The ejection from a jetliner of an Arab-American member of US President Bush's Secret Service detail has re-ignited the ethnic profiling debate, and has sent the reality-challenged proponents of political correctness into a tailspin.

Agent Walied Shatner is crying racial discrimination because the pilot of the commercial airliner had the audacity to question Shatner's credentials when he strutted aboard the aircraft carrying a gun. I guess Shatner feels that the world would be a much better place if the pilot would have simply welcomed him and his sidearm aboard, tossed him a little bag of peanuts, and focused on getting that plane full of people up in the air as soon as possible.

Shatner, and others, should realize that racial profiling is now an absolute necessity--a sort of "suspect identification." Let's face it--there are plenty of justifiable reasons to place Arabs and Muslims under more intense scrutiny.

Muslim extremists have been responsible for countless acts of terrorism against Americans (and the West in general): the September 11th attacks on the World Trade Center and the Pentagon; the bombing of the USS Cole in Yemen in 2000; the bombings of US Embassies in Kenya and Tanzania in 1998; the hijacking of Pan Am Flight 103 over Lockerbie, Scotland in 1988; the 1983 bombing of the US Embassy in Beirut; the bombing of Marine barracks in Beirut; the hostage taking at the US Embassy in Tehran during the Carter administration.
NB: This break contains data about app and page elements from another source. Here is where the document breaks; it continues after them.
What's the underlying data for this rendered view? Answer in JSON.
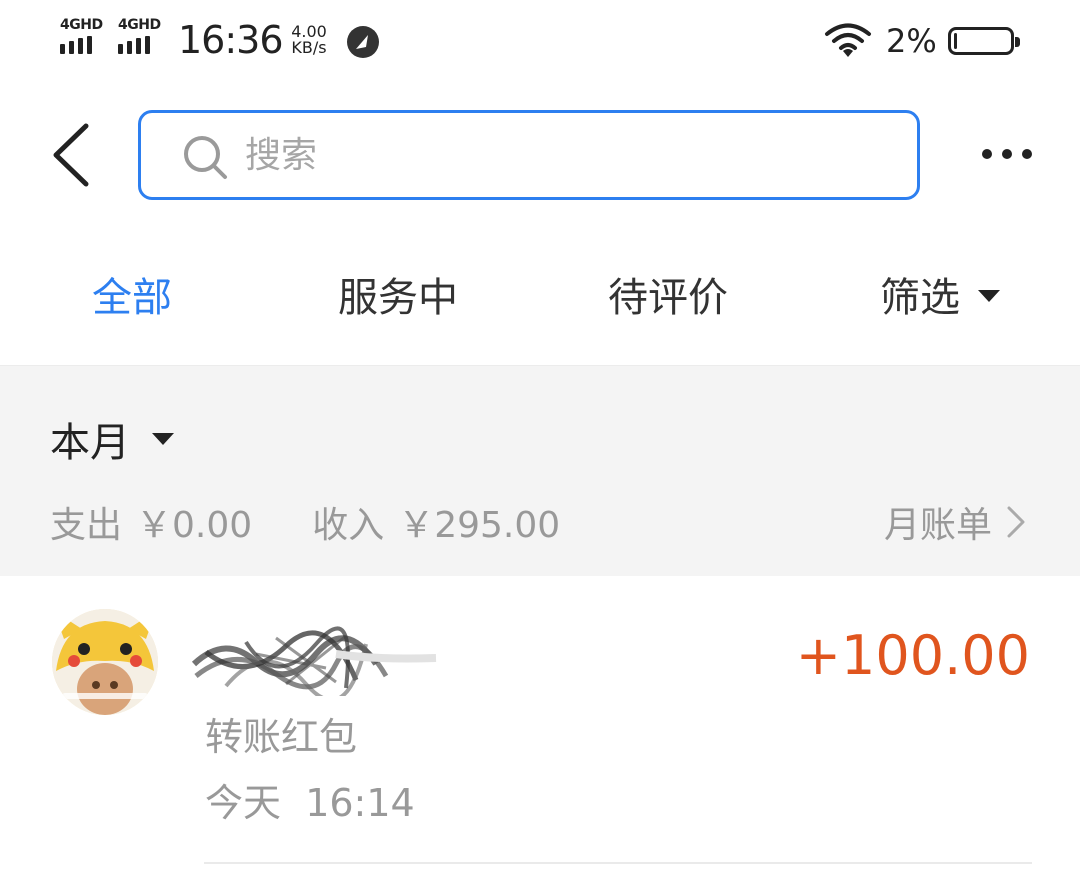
{
  "status_bar": {
    "sim1_label": "4GHD",
    "sim2_label": "4GHD",
    "time": "16:36",
    "net_speed_value": "4.00",
    "net_speed_unit": "KB/s",
    "battery_percent": "2%",
    "battery_level": 0.02
  },
  "header": {
    "search_placeholder": "搜索"
  },
  "tabs": [
    {
      "label": "全部",
      "active": true
    },
    {
      "label": "服务中",
      "active": false
    },
    {
      "label": "待评价",
      "active": false
    },
    {
      "label": "筛选",
      "active": false
    }
  ],
  "summary": {
    "month_label": "本月",
    "expense_label": "支出",
    "expense_value": "￥0.00",
    "income_label": "收入",
    "income_value": "￥295.00",
    "bill_link": "月账单"
  },
  "transactions": [
    {
      "type": "转账红包",
      "date_label": "今天",
      "time": "16:14",
      "amount": "+100.00"
    }
  ],
  "colors": {
    "accent": "#2d7ff0",
    "amount": "#e0551e",
    "muted_text": "#999999",
    "summary_bg": "#f4f4f4"
  },
  "icons": [
    "back-arrow-icon",
    "search-icon",
    "more-icon",
    "dropdown-caret-icon",
    "chevron-right-icon",
    "wifi-icon",
    "battery-icon",
    "speed-gauge-icon"
  ]
}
The list goes on.

Add all this to the fact that five of the seven countries listed by the US as sponsors of terrorism are Arab and/or Muslim (Iran, Iraq, Libya, Sudan and Syria).
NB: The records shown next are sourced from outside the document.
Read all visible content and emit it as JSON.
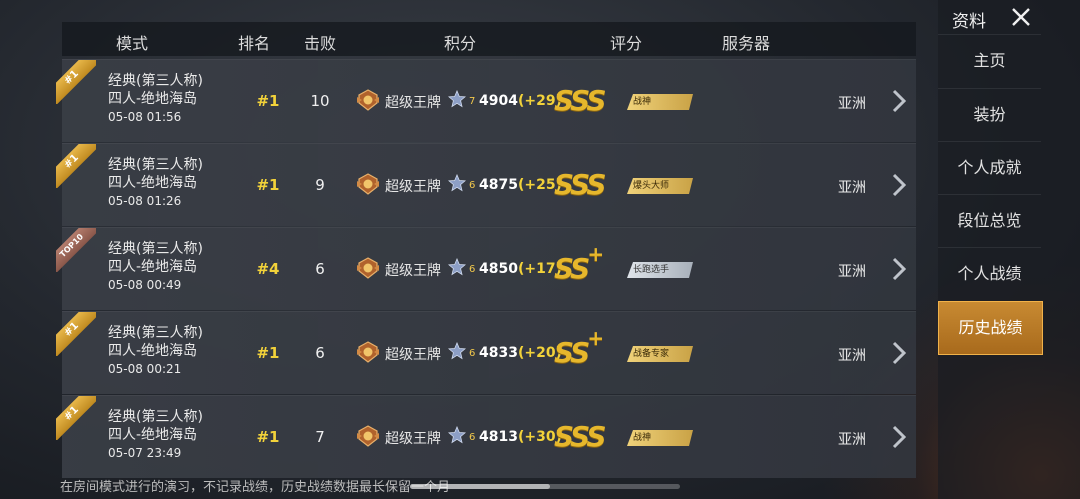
{
  "header": {
    "mode": "模式",
    "rank": "排名",
    "kills": "击败",
    "points": "积分",
    "rating": "评分",
    "server": "服务器"
  },
  "rows": [
    {
      "ribbon": "#1",
      "mode_line1": "经典(第三人称)",
      "mode_line2": "四人-绝地海岛",
      "time": "05-08 01:56",
      "rank": "#1",
      "kills": "10",
      "tier": "超级王牌",
      "stars": "7",
      "points": "4904",
      "delta": "(+29)",
      "grade": "SSS",
      "grade_plus": "",
      "title": "战神",
      "title_style": "gold",
      "server": "亚洲"
    },
    {
      "ribbon": "#1",
      "mode_line1": "经典(第三人称)",
      "mode_line2": "四人-绝地海岛",
      "time": "05-08 01:26",
      "rank": "#1",
      "kills": "9",
      "tier": "超级王牌",
      "stars": "6",
      "points": "4875",
      "delta": "(+25)",
      "grade": "SSS",
      "grade_plus": "",
      "title": "爆头大师",
      "title_style": "gold",
      "server": "亚洲"
    },
    {
      "ribbon": "TOP10",
      "mode_line1": "经典(第三人称)",
      "mode_line2": "四人-绝地海岛",
      "time": "05-08 00:49",
      "rank": "#4",
      "kills": "6",
      "tier": "超级王牌",
      "stars": "6",
      "points": "4850",
      "delta": "(+17)",
      "grade": "SS",
      "grade_plus": "+",
      "title": "长跑选手",
      "title_style": "silver",
      "server": "亚洲"
    },
    {
      "ribbon": "#1",
      "mode_line1": "经典(第三人称)",
      "mode_line2": "四人-绝地海岛",
      "time": "05-08 00:21",
      "rank": "#1",
      "kills": "6",
      "tier": "超级王牌",
      "stars": "6",
      "points": "4833",
      "delta": "(+20)",
      "grade": "SS",
      "grade_plus": "+",
      "title": "战备专家",
      "title_style": "gold",
      "server": "亚洲"
    },
    {
      "ribbon": "#1",
      "mode_line1": "经典(第三人称)",
      "mode_line2": "四人-绝地海岛",
      "time": "05-07 23:49",
      "rank": "#1",
      "kills": "7",
      "tier": "超级王牌",
      "stars": "6",
      "points": "4813",
      "delta": "(+30)",
      "grade": "SSS",
      "grade_plus": "",
      "title": "战神",
      "title_style": "gold",
      "server": "亚洲"
    }
  ],
  "footer": {
    "note": "在房间模式进行的演习，不记录战绩，历史战绩数据最长保留一个月"
  },
  "panel": {
    "title": "资料",
    "close_icon": "close-icon",
    "items": [
      {
        "label": "主页",
        "active": false
      },
      {
        "label": "装扮",
        "active": false
      },
      {
        "label": "个人成就",
        "active": false
      },
      {
        "label": "段位总览",
        "active": false
      },
      {
        "label": "个人战绩",
        "active": false
      },
      {
        "label": "历史战绩",
        "active": true
      }
    ]
  },
  "colors": {
    "accent_gold": "#f2d23a",
    "active_tab": "#c88a32"
  }
}
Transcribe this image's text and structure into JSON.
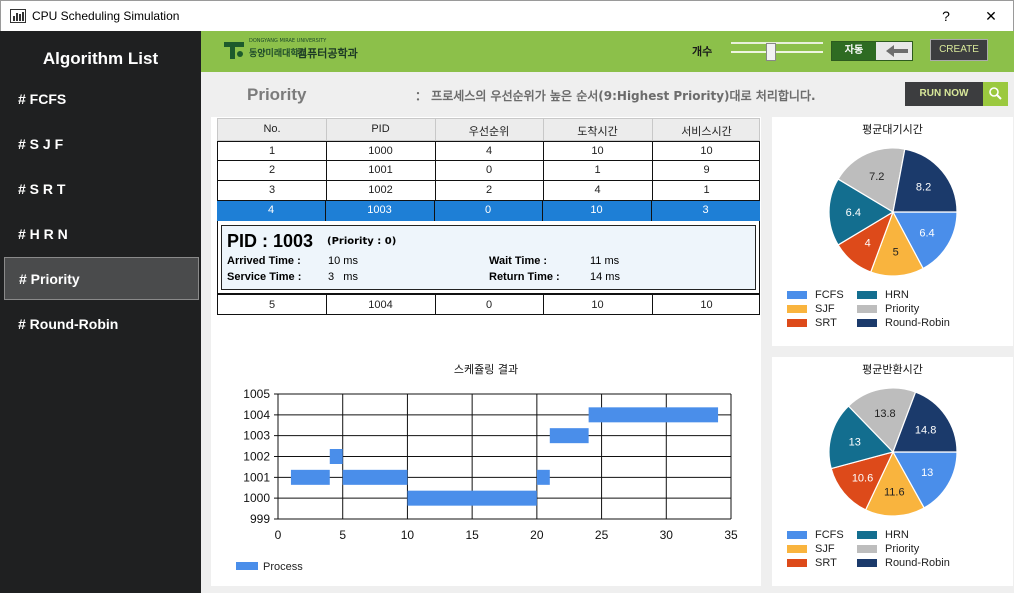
{
  "window": {
    "title": "CPU Scheduling Simulation",
    "help": "?",
    "close": "✕"
  },
  "sidebar": {
    "heading": "Algorithm List",
    "items": [
      {
        "label": "# FCFS"
      },
      {
        "label": "# S J F"
      },
      {
        "label": "# S R T"
      },
      {
        "label": "# H R N"
      },
      {
        "label": "# Priority",
        "active": true
      },
      {
        "label": "# Round-Robin"
      }
    ]
  },
  "topbar": {
    "logo_sub": "DONGYANG MIRAE UNIVERSITY",
    "university": "동양미래대학교",
    "department": "컴퓨터공학과",
    "count_label": "개수",
    "slider_value": 0.4,
    "toggle_label": "자동",
    "create_label": "CREATE"
  },
  "page": {
    "title": "Priority",
    "description": "： 프로세스의 우선순위가 높은 순서(9:Highest Priority)대로 처리합니다.",
    "run_label": "RUN NOW"
  },
  "process_table": {
    "headers": [
      "No.",
      "PID",
      "우선순위",
      "도착시간",
      "서비스시간"
    ],
    "rows": [
      [
        "1",
        "1000",
        "4",
        "10",
        "10"
      ],
      [
        "2",
        "1001",
        "0",
        "1",
        "9"
      ],
      [
        "3",
        "1002",
        "2",
        "4",
        "1"
      ],
      [
        "4",
        "1003",
        "0",
        "10",
        "3"
      ],
      [
        "5",
        "1004",
        "0",
        "10",
        "10"
      ]
    ],
    "selected_row": 3
  },
  "detail": {
    "pid_label": "PID : 1003",
    "priority_label": "(Priority :  0)",
    "arrived_label": "Arrived Time :",
    "arrived_value": "10 ms",
    "service_label": "Service Time :",
    "service_value": "3   ms",
    "wait_label": "Wait Time :",
    "wait_value": "11 ms",
    "return_label": "Return Time :",
    "return_value": "14 ms"
  },
  "colors": {
    "FCFS": "#4a8eea",
    "SJF": "#f9b43e",
    "SRT": "#dd4a1a",
    "HRN": "#136e8f",
    "Priority": "#bdbdbd",
    "Round-Robin": "#1b3a6b"
  },
  "chart_data": [
    {
      "type": "pie",
      "title": "평균대기시간",
      "series": [
        {
          "name": "FCFS",
          "value": 6.4
        },
        {
          "name": "SJF",
          "value": 5
        },
        {
          "name": "SRT",
          "value": 4
        },
        {
          "name": "HRN",
          "value": 6.4
        },
        {
          "name": "Priority",
          "value": 7.2
        },
        {
          "name": "Round-Robin",
          "value": 8.2
        }
      ],
      "legend": [
        "FCFS",
        "HRN",
        "SJF",
        "Priority",
        "SRT",
        "Round-Robin"
      ]
    },
    {
      "type": "pie",
      "title": "평균반환시간",
      "series": [
        {
          "name": "FCFS",
          "value": 13
        },
        {
          "name": "SJF",
          "value": 11.6
        },
        {
          "name": "SRT",
          "value": 10.6
        },
        {
          "name": "HRN",
          "value": 13
        },
        {
          "name": "Priority",
          "value": 13.8
        },
        {
          "name": "Round-Robin",
          "value": 14.8
        }
      ],
      "legend": [
        "FCFS",
        "HRN",
        "SJF",
        "Priority",
        "SRT",
        "Round-Robin"
      ]
    },
    {
      "type": "bar",
      "title": "스케쥴링 결과",
      "xlim": [
        0,
        35
      ],
      "ylim": [
        999,
        1005
      ],
      "xticks": [
        0,
        5,
        10,
        15,
        20,
        25,
        30,
        35
      ],
      "yticks": [
        999,
        1000,
        1001,
        1002,
        1003,
        1004,
        1005
      ],
      "legend": [
        "Process"
      ],
      "segments": [
        {
          "pid": 1001,
          "start": 1,
          "end": 4
        },
        {
          "pid": 1002,
          "start": 4,
          "end": 5
        },
        {
          "pid": 1001,
          "start": 5,
          "end": 10
        },
        {
          "pid": 1000,
          "start": 10,
          "end": 20
        },
        {
          "pid": 1001,
          "start": 20,
          "end": 21
        },
        {
          "pid": 1003,
          "start": 21,
          "end": 24
        },
        {
          "pid": 1004,
          "start": 24,
          "end": 34
        }
      ]
    }
  ]
}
Sure everyone has a right to privacy, but that right should never outweigh the right to life. If limiting one's freedom is reasonably necessary to prevent harm to others, then so be it. We're in an era when Muslim extremist fruitcakes are slamming large commercial planes into buildings full of civilians and boarding airliners with bombs stuffed in their Reeboks. No one should have a problem with taking the time to answer a few questions, or to have their bags checked a little more thoroughly. Tolerance works both ways.

So why not subject every single passenger, regardless of religion or ethnic background, to the same extensive searches and security measures? Well, this just isn't effective. It's the same reason why police don't target 80-year old grandmothers in drug trafficking investigations.
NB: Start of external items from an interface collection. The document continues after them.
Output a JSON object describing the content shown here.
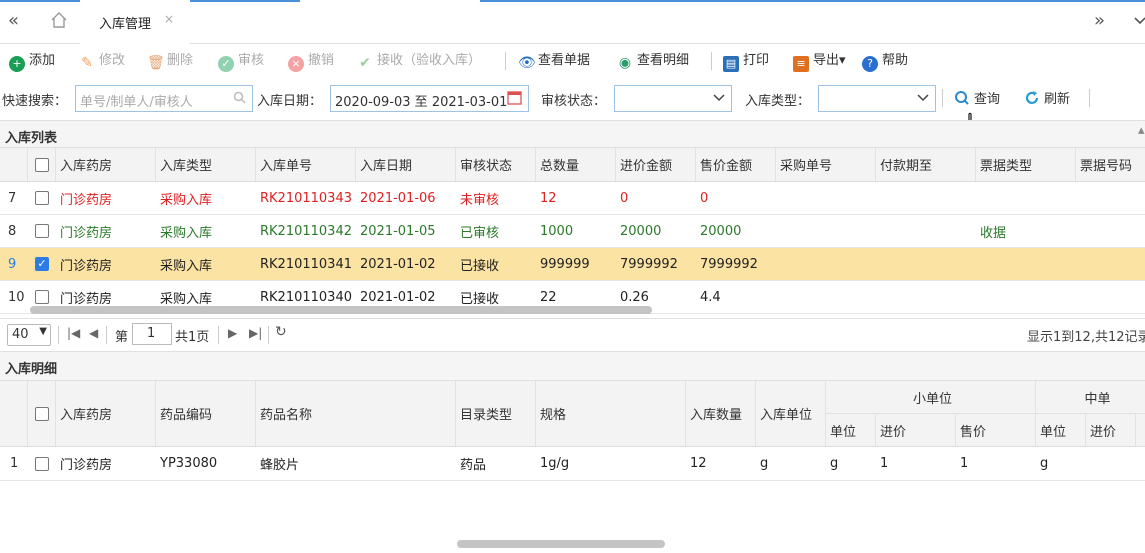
{
  "tabs": {
    "back_icon": "«",
    "home_icon": "home",
    "active_label": "入库管理",
    "close_icon": "×",
    "forward_icon": "»",
    "menu_icon": "chevron-down"
  },
  "toolbar": {
    "add": "添加",
    "edit": "修改",
    "delete": "删除",
    "approve": "审核",
    "revoke": "撤销",
    "receive": "接收（验收入库）",
    "view_doc": "查看单据",
    "view_detail": "查看明细",
    "print": "打印",
    "export": "导出▾",
    "help": "帮助"
  },
  "search": {
    "quick_label": "快速搜索：",
    "quick_placeholder": "单号/制单人/审核人",
    "date_label": "入库日期：",
    "date_value": "2020-09-03 至 2021-03-01",
    "status_label": "审核状态：",
    "status_value": "",
    "type_label": "入库类型：",
    "type_value": "",
    "query": "查询",
    "refresh": "刷新"
  },
  "list": {
    "title": "入库列表",
    "columns": [
      "入库药房",
      "入库类型",
      "入库单号",
      "入库日期",
      "审核状态",
      "总数量",
      "进价金额",
      "售价金额",
      "采购单号",
      "付款期至",
      "票据类型",
      "票据号码"
    ],
    "rows": [
      {
        "no": "7",
        "checked": false,
        "style": "red",
        "cells": [
          "门诊药房",
          "采购入库",
          "RK210110343",
          "2021-01-06",
          "未审核",
          "12",
          "0",
          "0",
          "",
          "",
          "",
          ""
        ]
      },
      {
        "no": "8",
        "checked": false,
        "style": "green",
        "cells": [
          "门诊药房",
          "采购入库",
          "RK210110342",
          "2021-01-05",
          "已审核",
          "1000",
          "20000",
          "20000",
          "",
          "",
          "收据",
          ""
        ]
      },
      {
        "no": "9",
        "checked": true,
        "style": "selected",
        "cells": [
          "门诊药房",
          "采购入库",
          "RK210110341",
          "2021-01-02",
          "已接收",
          "999999",
          "7999992",
          "7999992",
          "",
          "",
          "",
          ""
        ]
      },
      {
        "no": "10",
        "checked": false,
        "style": "normal",
        "cells": [
          "门诊药房",
          "采购入库",
          "RK210110340",
          "2021-01-02",
          "已接收",
          "22",
          "0.26",
          "4.4",
          "",
          "",
          "",
          ""
        ]
      }
    ]
  },
  "pager": {
    "page_size": "40",
    "page_prefix": "第",
    "page_value": "1",
    "page_total": "共1页",
    "summary": "显示1到12,共12记录"
  },
  "detail": {
    "title": "入库明细",
    "columns": [
      "入库药房",
      "药品编码",
      "药品名称",
      "目录类型",
      "规格",
      "入库数量",
      "入库单位"
    ],
    "group_small": "小单位",
    "group_mid": "中单",
    "sub_small": [
      "单位",
      "进价",
      "售价"
    ],
    "sub_mid": [
      "单位",
      "进价"
    ],
    "rows": [
      {
        "no": "1",
        "checked": false,
        "cells": [
          "门诊药房",
          "YP33080",
          "蜂胶片",
          "药品",
          "1g/g",
          "12",
          "g",
          "g",
          "1",
          "1",
          "g",
          ""
        ]
      }
    ]
  }
}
Some might argue that Tim McVeigh (who bombed the Oklahoma City federal building) wouldn't have been screened out through this kind of racial profiling; however, the difference is that, unlike Muslim extremists, McVeigh only had perhaps a few dozen people who were equally fervent about his cause. Yossef Bodansky, in his seminal work Bin Laden: The Man Who Declared War on America, noted the existence of a "solid, capable Islamic terrorist infrastructure in the West, capable of operating both at home and overseas" that does not rely upon specific instructions from Bin Laden. Clearly the threat to the Western world by Muslim extremists is far more widespread and imminent than the odd attack by a few redneck rebels.

Since the early 1990's the trend in terrorism has been toward directly targeting civilians. The end of the Cold War, the creation of new states, and the leaving of certain states in unstable or anarchic conditions gave impetus to the rise of a new set of Muslim extremists whose ideology or motivations call for indiscriminate targeting. In this climate, suspect identification is not only fair, but necessary.

Everybody's profiling now anyway. Even those who oppose ethnic profiling and are preoccupied with civility and political correctness still automatically racially profile their fellow passengers when they're sitting in a pressurized tin can hurtling through the sky at 600 miles per hour, 35,000 feet above the ground. At least if we know that it's being done before the plane gets in the air, people of all ethnic groups can feel safer.